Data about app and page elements

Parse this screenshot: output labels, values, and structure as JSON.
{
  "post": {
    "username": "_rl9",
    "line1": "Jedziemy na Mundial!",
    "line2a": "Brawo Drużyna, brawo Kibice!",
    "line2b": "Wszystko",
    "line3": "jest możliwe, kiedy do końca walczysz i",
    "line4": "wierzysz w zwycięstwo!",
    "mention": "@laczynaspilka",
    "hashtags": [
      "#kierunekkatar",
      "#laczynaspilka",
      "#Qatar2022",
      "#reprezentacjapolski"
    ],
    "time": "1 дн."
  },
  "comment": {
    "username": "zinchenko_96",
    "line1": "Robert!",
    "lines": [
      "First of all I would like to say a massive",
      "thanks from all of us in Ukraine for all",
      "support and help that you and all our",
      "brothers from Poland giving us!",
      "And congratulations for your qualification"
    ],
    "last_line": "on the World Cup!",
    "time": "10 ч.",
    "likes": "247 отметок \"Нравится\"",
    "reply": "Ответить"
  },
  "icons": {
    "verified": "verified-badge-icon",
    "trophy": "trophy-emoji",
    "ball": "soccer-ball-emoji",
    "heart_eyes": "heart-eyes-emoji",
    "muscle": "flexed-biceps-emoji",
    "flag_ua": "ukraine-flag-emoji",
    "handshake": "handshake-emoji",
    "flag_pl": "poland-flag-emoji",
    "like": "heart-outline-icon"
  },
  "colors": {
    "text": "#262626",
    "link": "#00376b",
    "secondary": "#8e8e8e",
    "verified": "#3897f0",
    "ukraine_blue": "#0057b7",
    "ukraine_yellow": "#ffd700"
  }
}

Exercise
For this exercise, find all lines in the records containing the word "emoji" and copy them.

Task output
    "trophy": "trophy-emoji",
    "ball": "soccer-ball-emoji",
    "heart_eyes": "heart-eyes-emoji",
    "muscle": "flexed-biceps-emoji",
    "flag_ua": "ukraine-flag-emoji",
    "handshake": "handshake-emoji",
    "flag_pl": "poland-flag-emoji",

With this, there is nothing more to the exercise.